Jul31MonJuly 31, 2017
Last week, a big guy hit me once on the top of my head with a sledgehammer. Thankfully, I had just put on my bicycle helmet. The experience hurt quite a bit at the time. And five days later, it still hurts. Not my head, but my neck, my chest (especially my collar bones), and my spine.
Of course, I knew what to do. The instructions are clear.
… be filled with the Spirit, addressing one another in psalms and hymns and spiritual songs, singing and making melody to the Lord with your heart, giving thanks always and for everything to God the Father in the name of our Lord Jesus Christ … [Ephesians 5:20 ESV]
Rejoice always, pray without ceasing, give thanks in all circumstances; for this is the will of God in Christ Jesus for you. [1 Thessalonians 5:16-18 ESV]
I have to admit that these scriptural instructions do raise questions. “Always and for everything”? “And “in all circumstances”? While I am admitting things, I should add that in fact there were no big guys with sledgehammers responsible for my pains.
I myself am responsible entirely. I wasn’t trying to be stupid, by the way. But I did try to hop my bicycle up a curb by pulling on the handlebars really quickly, as I often did when I was a younger and stronger cyclist--and/or a little kid. This time, the front wheel didn’t leave the pavement at all. Not even for a moment. Likewise, the curb did not budge in the least. On the bright side, I almost did clear the handlebars before landing squarely on my head. It was as if a big guy and a sledgehammer had had their way with me. So … nothing broken, but a number of bruises acquired. And I’m still sore.

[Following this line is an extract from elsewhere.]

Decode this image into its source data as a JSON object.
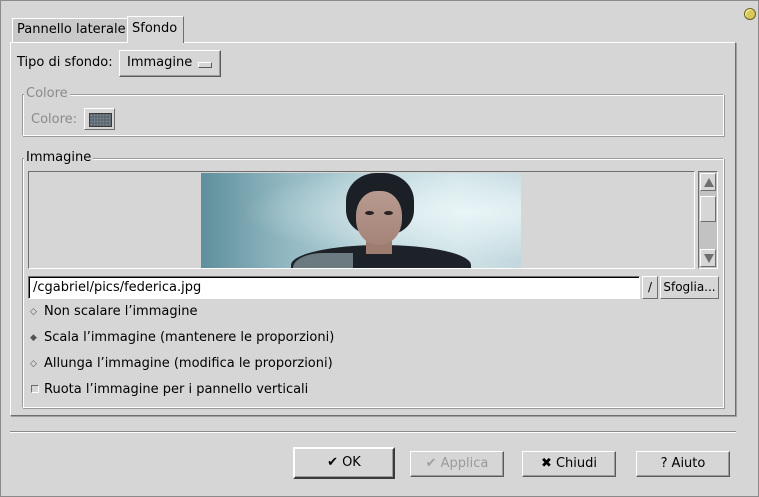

I would like to go on record as being thankful “to God the Father in the name of the Lord Jesus Christ” “for everything” involved in "The Adventure of the Virtual Sledgehammer.” And I am working on the “always” and “in all circumstances” parts.

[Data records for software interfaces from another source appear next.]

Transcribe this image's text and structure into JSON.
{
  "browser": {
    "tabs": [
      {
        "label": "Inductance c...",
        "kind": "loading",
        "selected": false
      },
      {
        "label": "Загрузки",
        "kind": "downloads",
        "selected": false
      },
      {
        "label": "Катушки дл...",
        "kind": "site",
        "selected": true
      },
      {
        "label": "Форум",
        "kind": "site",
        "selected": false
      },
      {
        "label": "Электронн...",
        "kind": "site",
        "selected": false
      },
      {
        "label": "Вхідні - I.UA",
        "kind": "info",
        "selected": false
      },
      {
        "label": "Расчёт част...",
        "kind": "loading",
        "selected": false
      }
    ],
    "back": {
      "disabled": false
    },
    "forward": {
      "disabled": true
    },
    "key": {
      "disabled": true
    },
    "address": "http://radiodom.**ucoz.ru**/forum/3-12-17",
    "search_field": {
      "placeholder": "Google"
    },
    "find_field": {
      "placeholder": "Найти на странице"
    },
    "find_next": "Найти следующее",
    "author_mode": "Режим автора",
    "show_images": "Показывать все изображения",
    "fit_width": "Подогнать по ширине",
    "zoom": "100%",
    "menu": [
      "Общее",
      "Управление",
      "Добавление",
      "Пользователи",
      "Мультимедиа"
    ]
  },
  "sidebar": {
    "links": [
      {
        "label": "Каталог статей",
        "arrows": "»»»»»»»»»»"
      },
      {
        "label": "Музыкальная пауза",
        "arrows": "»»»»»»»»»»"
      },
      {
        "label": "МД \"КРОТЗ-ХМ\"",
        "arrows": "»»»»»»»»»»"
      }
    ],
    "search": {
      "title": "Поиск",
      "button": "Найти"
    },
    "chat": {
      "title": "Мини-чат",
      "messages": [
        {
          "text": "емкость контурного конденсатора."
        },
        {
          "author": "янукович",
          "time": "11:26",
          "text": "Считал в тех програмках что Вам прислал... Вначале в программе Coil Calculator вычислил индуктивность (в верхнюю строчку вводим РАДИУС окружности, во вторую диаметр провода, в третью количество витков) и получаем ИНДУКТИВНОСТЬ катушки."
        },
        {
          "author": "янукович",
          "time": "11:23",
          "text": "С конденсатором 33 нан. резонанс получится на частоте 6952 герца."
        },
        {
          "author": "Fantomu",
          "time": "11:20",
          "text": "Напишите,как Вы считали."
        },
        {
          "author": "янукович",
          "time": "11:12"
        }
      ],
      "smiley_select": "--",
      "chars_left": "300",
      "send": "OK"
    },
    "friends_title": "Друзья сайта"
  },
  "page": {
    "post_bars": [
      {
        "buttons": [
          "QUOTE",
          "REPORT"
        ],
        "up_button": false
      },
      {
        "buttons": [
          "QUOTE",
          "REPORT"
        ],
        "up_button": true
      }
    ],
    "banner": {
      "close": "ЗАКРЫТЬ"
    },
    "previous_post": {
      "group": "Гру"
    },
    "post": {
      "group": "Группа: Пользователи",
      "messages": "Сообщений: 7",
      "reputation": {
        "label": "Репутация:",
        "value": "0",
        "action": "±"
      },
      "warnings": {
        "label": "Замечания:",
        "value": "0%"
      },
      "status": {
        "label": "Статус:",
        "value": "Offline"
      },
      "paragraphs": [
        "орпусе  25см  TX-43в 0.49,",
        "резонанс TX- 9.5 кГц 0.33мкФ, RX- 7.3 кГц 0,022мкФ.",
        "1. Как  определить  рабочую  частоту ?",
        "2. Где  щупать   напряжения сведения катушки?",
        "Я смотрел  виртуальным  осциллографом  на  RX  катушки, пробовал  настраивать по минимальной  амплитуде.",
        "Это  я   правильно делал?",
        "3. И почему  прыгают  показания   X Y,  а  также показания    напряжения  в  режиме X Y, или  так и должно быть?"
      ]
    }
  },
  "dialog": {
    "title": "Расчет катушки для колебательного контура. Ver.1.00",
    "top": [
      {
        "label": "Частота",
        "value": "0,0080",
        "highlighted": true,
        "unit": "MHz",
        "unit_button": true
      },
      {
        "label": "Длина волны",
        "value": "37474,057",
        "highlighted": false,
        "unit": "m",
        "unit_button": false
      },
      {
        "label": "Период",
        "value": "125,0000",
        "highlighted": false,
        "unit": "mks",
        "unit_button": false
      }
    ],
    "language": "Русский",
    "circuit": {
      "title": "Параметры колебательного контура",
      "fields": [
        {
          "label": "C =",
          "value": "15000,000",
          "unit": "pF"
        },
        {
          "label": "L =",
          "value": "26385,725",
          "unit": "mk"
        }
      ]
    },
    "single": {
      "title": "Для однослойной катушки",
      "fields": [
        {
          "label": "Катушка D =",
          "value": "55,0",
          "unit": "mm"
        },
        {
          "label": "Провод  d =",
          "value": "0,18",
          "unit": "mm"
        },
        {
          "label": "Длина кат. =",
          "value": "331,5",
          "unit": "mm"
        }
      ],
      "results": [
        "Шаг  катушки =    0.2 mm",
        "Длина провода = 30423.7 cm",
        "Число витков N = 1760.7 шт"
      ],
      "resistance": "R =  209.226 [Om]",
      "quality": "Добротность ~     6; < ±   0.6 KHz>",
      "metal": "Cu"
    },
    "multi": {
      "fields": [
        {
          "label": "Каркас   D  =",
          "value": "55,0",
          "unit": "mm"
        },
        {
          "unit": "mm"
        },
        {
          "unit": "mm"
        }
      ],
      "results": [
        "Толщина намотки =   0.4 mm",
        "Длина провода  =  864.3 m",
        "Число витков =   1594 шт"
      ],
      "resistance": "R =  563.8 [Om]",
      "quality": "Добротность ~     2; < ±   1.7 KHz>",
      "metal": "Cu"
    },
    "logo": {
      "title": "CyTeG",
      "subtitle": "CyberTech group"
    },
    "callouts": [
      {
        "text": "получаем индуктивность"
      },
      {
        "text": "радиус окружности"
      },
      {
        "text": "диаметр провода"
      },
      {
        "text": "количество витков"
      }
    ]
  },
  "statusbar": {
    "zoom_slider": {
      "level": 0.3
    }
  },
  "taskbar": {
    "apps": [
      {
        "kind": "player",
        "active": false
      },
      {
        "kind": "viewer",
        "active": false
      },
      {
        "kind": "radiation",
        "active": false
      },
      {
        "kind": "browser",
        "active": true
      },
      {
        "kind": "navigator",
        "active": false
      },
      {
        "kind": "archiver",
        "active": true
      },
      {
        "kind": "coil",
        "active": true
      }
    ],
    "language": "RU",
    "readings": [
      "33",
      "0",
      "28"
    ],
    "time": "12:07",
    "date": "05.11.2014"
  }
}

Those who regularly read this blog, or my previous blog at www.wlachurch.org. will know that I am not unfamiliar with experiences of pain and suffering. (I have laid out my reasons for giving thanks for them all in “Glory in the Face.”) These last few days, I’ve been endeavouring to deal with this new experience as I have worked on dealing with the previous ones. I am thinking that they might turn out to bear a resemblance to experiences that will come my way in the weeks and months (and years?) to come.
As the saying goes, “practice makes perfect.” And as the Bible says to all those who love the Lord Jesus, “And after you have suffered a little while, the God of all grace, who has called you to his eternal glory in Christ, will himself restore, confirm, strengthen, and establish you. To him be the dominion forever and ever. Amen." [1 Peter 5:10-11 ESV]